TASK TO COMPLETE. Every record that follows should be printed verbatim.

Element data from apps and pages.
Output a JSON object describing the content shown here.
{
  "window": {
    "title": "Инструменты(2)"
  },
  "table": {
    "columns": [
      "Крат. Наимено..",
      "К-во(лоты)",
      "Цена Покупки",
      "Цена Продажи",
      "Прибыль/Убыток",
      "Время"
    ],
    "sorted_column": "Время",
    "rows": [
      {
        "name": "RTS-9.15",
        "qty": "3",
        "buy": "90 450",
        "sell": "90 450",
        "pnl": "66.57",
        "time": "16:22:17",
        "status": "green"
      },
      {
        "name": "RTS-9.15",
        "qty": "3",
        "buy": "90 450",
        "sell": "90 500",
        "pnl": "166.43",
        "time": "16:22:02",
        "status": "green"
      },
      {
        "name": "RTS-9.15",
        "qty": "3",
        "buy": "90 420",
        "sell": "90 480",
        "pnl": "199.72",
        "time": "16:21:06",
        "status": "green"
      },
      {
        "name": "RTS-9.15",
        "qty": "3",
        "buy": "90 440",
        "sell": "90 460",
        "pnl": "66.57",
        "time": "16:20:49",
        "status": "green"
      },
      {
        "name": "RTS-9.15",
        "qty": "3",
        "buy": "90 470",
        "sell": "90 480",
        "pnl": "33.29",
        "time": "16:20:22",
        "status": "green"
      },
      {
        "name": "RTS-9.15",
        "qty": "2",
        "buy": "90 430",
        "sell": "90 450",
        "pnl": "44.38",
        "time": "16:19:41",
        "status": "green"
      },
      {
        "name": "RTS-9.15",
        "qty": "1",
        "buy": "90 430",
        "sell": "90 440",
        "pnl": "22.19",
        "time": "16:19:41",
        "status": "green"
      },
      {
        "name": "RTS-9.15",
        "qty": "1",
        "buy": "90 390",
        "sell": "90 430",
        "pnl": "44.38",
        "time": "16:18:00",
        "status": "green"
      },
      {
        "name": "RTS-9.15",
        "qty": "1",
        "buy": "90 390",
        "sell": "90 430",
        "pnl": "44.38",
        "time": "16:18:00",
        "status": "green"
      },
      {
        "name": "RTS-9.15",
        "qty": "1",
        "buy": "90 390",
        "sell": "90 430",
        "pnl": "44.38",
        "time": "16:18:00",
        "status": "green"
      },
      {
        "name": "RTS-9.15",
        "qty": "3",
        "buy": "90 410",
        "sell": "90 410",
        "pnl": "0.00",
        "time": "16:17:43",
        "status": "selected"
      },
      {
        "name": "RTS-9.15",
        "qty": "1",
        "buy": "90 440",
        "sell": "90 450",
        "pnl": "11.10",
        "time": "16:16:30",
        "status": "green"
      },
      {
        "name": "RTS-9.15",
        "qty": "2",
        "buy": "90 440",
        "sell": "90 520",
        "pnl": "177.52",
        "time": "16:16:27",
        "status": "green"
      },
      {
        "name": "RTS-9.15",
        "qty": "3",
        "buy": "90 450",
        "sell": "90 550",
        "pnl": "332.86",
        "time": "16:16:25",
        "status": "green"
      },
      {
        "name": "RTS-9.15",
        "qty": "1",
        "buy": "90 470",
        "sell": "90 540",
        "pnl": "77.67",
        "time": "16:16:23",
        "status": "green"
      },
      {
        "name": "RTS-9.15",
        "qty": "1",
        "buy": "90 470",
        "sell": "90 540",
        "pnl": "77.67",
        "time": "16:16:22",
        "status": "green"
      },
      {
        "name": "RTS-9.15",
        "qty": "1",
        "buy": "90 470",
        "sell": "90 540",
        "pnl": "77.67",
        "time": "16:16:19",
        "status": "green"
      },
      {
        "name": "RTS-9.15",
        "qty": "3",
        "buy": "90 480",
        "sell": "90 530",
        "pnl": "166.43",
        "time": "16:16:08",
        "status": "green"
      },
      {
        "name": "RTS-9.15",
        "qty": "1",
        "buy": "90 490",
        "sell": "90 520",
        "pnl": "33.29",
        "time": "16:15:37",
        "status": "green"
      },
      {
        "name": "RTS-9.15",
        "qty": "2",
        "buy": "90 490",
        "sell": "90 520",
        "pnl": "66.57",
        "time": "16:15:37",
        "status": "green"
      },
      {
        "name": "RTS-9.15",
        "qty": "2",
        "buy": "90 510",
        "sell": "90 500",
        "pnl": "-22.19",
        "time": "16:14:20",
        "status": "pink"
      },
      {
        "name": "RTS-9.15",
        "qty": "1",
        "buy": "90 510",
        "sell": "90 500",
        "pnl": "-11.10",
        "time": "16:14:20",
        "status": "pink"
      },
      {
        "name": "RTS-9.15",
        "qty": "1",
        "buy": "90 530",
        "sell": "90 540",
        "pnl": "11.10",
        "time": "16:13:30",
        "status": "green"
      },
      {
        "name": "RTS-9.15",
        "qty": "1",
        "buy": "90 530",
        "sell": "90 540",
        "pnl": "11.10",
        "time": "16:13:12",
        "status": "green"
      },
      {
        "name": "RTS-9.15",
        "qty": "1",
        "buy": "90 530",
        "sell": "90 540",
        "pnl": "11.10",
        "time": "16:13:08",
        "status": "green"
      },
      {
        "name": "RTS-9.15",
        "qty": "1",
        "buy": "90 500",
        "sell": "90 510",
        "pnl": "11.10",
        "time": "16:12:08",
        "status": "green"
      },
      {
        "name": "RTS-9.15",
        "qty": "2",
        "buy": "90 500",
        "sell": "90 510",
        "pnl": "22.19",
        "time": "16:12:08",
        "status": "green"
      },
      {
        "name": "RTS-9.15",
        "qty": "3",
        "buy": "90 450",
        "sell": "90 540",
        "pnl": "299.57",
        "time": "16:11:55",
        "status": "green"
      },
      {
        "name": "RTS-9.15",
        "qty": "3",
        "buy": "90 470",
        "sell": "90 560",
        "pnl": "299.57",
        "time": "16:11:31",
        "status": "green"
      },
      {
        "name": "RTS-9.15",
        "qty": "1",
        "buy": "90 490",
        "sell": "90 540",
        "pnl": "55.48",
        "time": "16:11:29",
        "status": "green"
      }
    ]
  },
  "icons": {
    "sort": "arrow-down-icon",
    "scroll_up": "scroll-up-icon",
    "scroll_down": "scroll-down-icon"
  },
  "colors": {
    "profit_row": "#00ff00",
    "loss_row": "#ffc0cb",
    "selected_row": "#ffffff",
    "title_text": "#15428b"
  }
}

REPLY.
Output a JSON object describing the content shown here.
{
  "window": {
    "title": "Инструменты(2)"
  },
  "table": {
    "columns": [
      "Крат. Наимено..",
      "К-во(лоты)",
      "Цена Покупки",
      "Цена Продажи",
      "Прибыль/Убыток",
      "Время"
    ],
    "sorted_column": "Время",
    "rows": [
      {
        "name": "RTS-9.15",
        "qty": "3",
        "buy": "90 450",
        "sell": "90 450",
        "pnl": "66.57",
        "time": "16:22:17",
        "status": "green"
      },
      {
        "name": "RTS-9.15",
        "qty": "3",
        "buy": "90 450",
        "sell": "90 500",
        "pnl": "166.43",
        "time": "16:22:02",
        "status": "green"
      },
      {
        "name": "RTS-9.15",
        "qty": "3",
        "buy": "90 420",
        "sell": "90 480",
        "pnl": "199.72",
        "time": "16:21:06",
        "status": "green"
      },
      {
        "name": "RTS-9.15",
        "qty": "3",
        "buy": "90 440",
        "sell": "90 460",
        "pnl": "66.57",
        "time": "16:20:49",
        "status": "green"
      },
      {
        "name": "RTS-9.15",
        "qty": "3",
        "buy": "90 470",
        "sell": "90 480",
        "pnl": "33.29",
        "time": "16:20:22",
        "status": "green"
      },
      {
        "name": "RTS-9.15",
        "qty": "2",
        "buy": "90 430",
        "sell": "90 450",
        "pnl": "44.38",
        "time": "16:19:41",
        "status": "green"
      },
      {
        "name": "RTS-9.15",
        "qty": "1",
        "buy": "90 430",
        "sell": "90 440",
        "pnl": "22.19",
        "time": "16:19:41",
        "status": "green"
      },
      {
        "name": "RTS-9.15",
        "qty": "1",
        "buy": "90 390",
        "sell": "90 430",
        "pnl": "44.38",
        "time": "16:18:00",
        "status": "green"
      },
      {
        "name": "RTS-9.15",
        "qty": "1",
        "buy": "90 390",
        "sell": "90 430",
        "pnl": "44.38",
        "time": "16:18:00",
        "status": "green"
      },
      {
        "name": "RTS-9.15",
        "qty": "1",
        "buy": "90 390",
        "sell": "90 430",
        "pnl": "44.38",
        "time": "16:18:00",
        "status": "green"
      },
      {
        "name": "RTS-9.15",
        "qty": "3",
        "buy": "90 410",
        "sell": "90 410",
        "pnl": "0.00",
        "time": "16:17:43",
        "status": "selected"
      },
      {
        "name": "RTS-9.15",
        "qty": "1",
        "buy": "90 440",
        "sell": "90 450",
        "pnl": "11.10",
        "time": "16:16:30",
        "status": "green"
      },
      {
        "name": "RTS-9.15",
        "qty": "2",
        "buy": "90 440",
        "sell": "90 520",
        "pnl": "177.52",
        "time": "16:16:27",
        "status": "green"
      },
      {
        "name": "RTS-9.15",
        "qty": "3",
        "buy": "90 450",
        "sell": "90 550",
        "pnl": "332.86",
        "time": "16:16:25",
        "status": "green"
      },
      {
        "name": "RTS-9.15",
        "qty": "1",
        "buy": "90 470",
        "sell": "90 540",
        "pnl": "77.67",
        "time": "16:16:23",
        "status": "green"
      },
      {
        "name": "RTS-9.15",
        "qty": "1",
        "buy": "90 470",
        "sell": "90 540",
        "pnl": "77.67",
        "time": "16:16:22",
        "status": "green"
      },
      {
        "name": "RTS-9.15",
        "qty": "1",
        "buy": "90 470",
        "sell": "90 540",
        "pnl": "77.67",
        "time": "16:16:19",
        "status": "green"
      },
      {
        "name": "RTS-9.15",
        "qty": "3",
        "buy": "90 480",
        "sell": "90 530",
        "pnl": "166.43",
        "time": "16:16:08",
        "status": "green"
      },
      {
        "name": "RTS-9.15",
        "qty": "1",
        "buy": "90 490",
        "sell": "90 520",
        "pnl": "33.29",
        "time": "16:15:37",
        "status": "green"
      },
      {
        "name": "RTS-9.15",
        "qty": "2",
        "buy": "90 490",
        "sell": "90 520",
        "pnl": "66.57",
        "time": "16:15:37",
        "status": "green"
      },
      {
        "name": "RTS-9.15",
        "qty": "2",
        "buy": "90 510",
        "sell": "90 500",
        "pnl": "-22.19",
        "time": "16:14:20",
        "status": "pink"
      },
      {
        "name": "RTS-9.15",
        "qty": "1",
        "buy": "90 510",
        "sell": "90 500",
        "pnl": "-11.10",
        "time": "16:14:20",
        "status": "pink"
      },
      {
        "name": "RTS-9.15",
        "qty": "1",
        "buy": "90 530",
        "sell": "90 540",
        "pnl": "11.10",
        "time": "16:13:30",
        "status": "green"
      },
      {
        "name": "RTS-9.15",
        "qty": "1",
        "buy": "90 530",
        "sell": "90 540",
        "pnl": "11.10",
        "time": "16:13:12",
        "status": "green"
      },
      {
        "name": "RTS-9.15",
        "qty": "1",
        "buy": "90 530",
        "sell": "90 540",
        "pnl": "11.10",
        "time": "16:13:08",
        "status": "green"
      },
      {
        "name": "RTS-9.15",
        "qty": "1",
        "buy": "90 500",
        "sell": "90 510",
        "pnl": "11.10",
        "time": "16:12:08",
        "status": "green"
      },
      {
        "name": "RTS-9.15",
        "qty": "2",
        "buy": "90 500",
        "sell": "90 510",
        "pnl": "22.19",
        "time": "16:12:08",
        "status": "green"
      },
      {
        "name": "RTS-9.15",
        "qty": "3",
        "buy": "90 450",
        "sell": "90 540",
        "pnl": "299.57",
        "time": "16:11:55",
        "status": "green"
      },
      {
        "name": "RTS-9.15",
        "qty": "3",
        "buy": "90 470",
        "sell": "90 560",
        "pnl": "299.57",
        "time": "16:11:31",
        "status": "green"
      },
      {
        "name": "RTS-9.15",
        "qty": "1",
        "buy": "90 490",
        "sell": "90 540",
        "pnl": "55.48",
        "time": "16:11:29",
        "status": "green"
      }
    ]
  },
  "icons": {
    "sort": "arrow-down-icon",
    "scroll_up": "scroll-up-icon",
    "scroll_down": "scroll-down-icon"
  },
  "colors": {
    "profit_row": "#00ff00",
    "loss_row": "#ffc0cb",
    "selected_row": "#ffffff",
    "title_text": "#15428b"
  }
}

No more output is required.